The lessons are designed to be highly engaging, with a minimum of presentation from an administrator. This is meant to ensure that teachers actively participate in the learning, and to also model the kind of engaged teaching process that should be the norm in teachers’ classrooms. Administrators rightly expect teachers to have their students actively engaged in their learning—teacher training should model this.

These thirty lessons are only a beginning, of course. Excellence in teaching is a never-ending but deeply satisfying pursuit, for individual teachers and for schools. And since excellent teachers are the key to excellent schools, it is one we must continually attend to.

Monday, November 23, 2020

Lesson Plan Assessment

 For our All-Faculty meeting for December, we'll be looking over the following (fictitious) lesson plan. 

We'll use part of Teacher Observation Form to guide our assessment and discussion. 

We'll do this individually and in small teacher groups, then as a faculty as a whole. 

Classical Christian Academy

Mr. Johnson

Subject:  5th Grade History

Time: Tuesday, 11:00-11:30








French Revolution: Causes




Causes of the French Revolution







Formative Assessment

Quiz on Friday








1.           Pray

2.       Project a cartoon image of guillotine from French Revolution; tell students what it is and who invented it

3.       Teacher to write the ten causes of the FR on the board and tell a bit about each one

4.       Students write them down

on notebook paper, in their composition book, or  on the back of the map we did yesterday in class
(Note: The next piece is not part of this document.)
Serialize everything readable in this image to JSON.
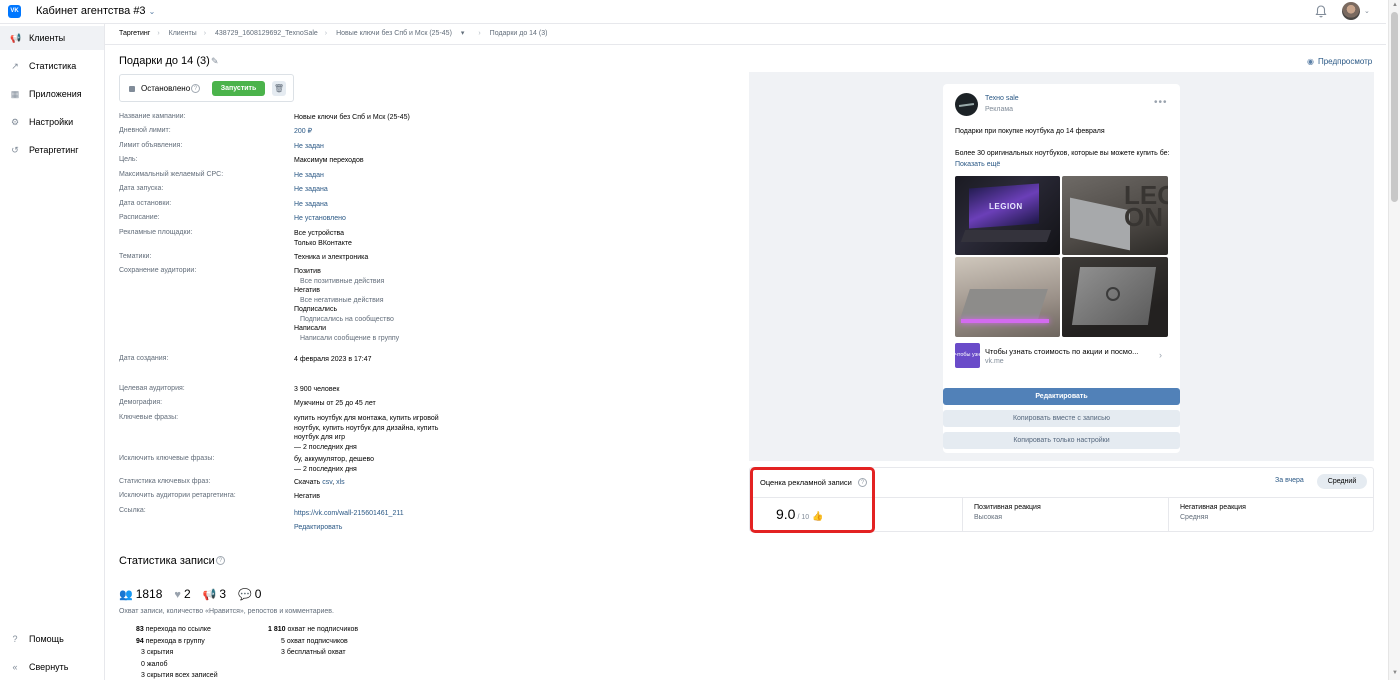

5.       Students start to write a story about themselves during the French Revolution: Imagine you’re a child in France during the revolution. Write a story about your feelings about the revolution.

6.       Students work ten minutes on story, then move to grammar lesson
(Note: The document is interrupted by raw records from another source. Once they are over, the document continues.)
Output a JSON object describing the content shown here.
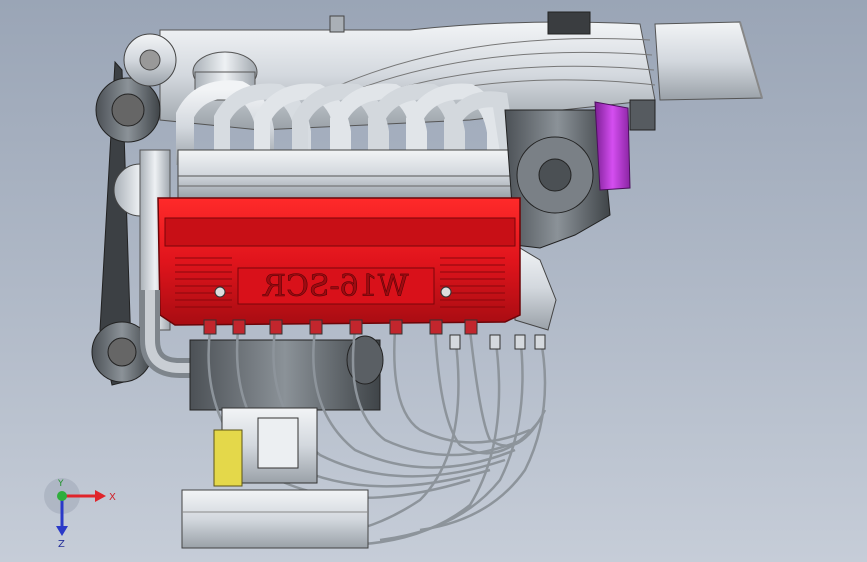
{
  "cad": {
    "engine_label": "W16-SCR",
    "triad": {
      "x_label": "X",
      "y_label": "Y",
      "z_label": "Z"
    }
  },
  "colors": {
    "background_top": "#9aa5b6",
    "background_bottom": "#c6cdd8",
    "valve_cover": "#e0141c",
    "valve_cover_dark": "#9a0a0e",
    "metal": "#d8dde3",
    "metal_dark": "#8f969d",
    "bracket": "#b52fd1",
    "axis_x": "#e0242a",
    "axis_y": "#2fae3c",
    "axis_z": "#2a39c8"
  }
}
Live Mini-Lessons for Teacher Professional Development

During our curriculum day time, teachers will be presenting twenty-minute live mini-lessons, with other teachers as the 'class' and audience. Critique and discussion to follow. 

Here's a link to the packet for the day:

Thursday, January 23, 2020

Lesson Planning Using The Wheel

The document linked here:

combines Bloom's taxonomy with methods of checking for understanding, as well as with activities designed to fully engage students. 

The form is a kind of worksheet that I've used it mainly for daily lesson plans in my 11th grade Humane Letters classes. We use Planbook which is where our more detailed lesson plans are found. 

The first image below gives the general (though unfortunately a bit fuzzy) idea, and the second image is a photo of an example from my class. 

The wheel starts in the center with the learning target language--knowledge, analysis, evaluation, etc. 

This helps to focus my planning on the 'bulls-eye' of the learning: the learning objective. Effective planning must start with the target. What will students learn? What is the point of the lesson? 

Across the center line I complete my learning target for the lesson: TSWBAT analyze "immediate & long-range causes of the F.[rench] R.[evolution]."

From there, the wheel moves out to formative assessment (checking for understanding). In my planning I want to move from learning target to formative assessment, that is, how I will check student understanding of the target. 

Finally, the outer circle includes some (but by no means all!) specific activities appropriate for that learning target area. These are meant to make sure that all students are as engaged as possible. 

For this class, I've circled 'analyze' as my learning target. From there, I've selected an exit pass to check for understanding. Finally, for the student activity I used a graphic organizer and pair-share. 

This form also includes spaces for other information--steps in the lesson, notes, etc.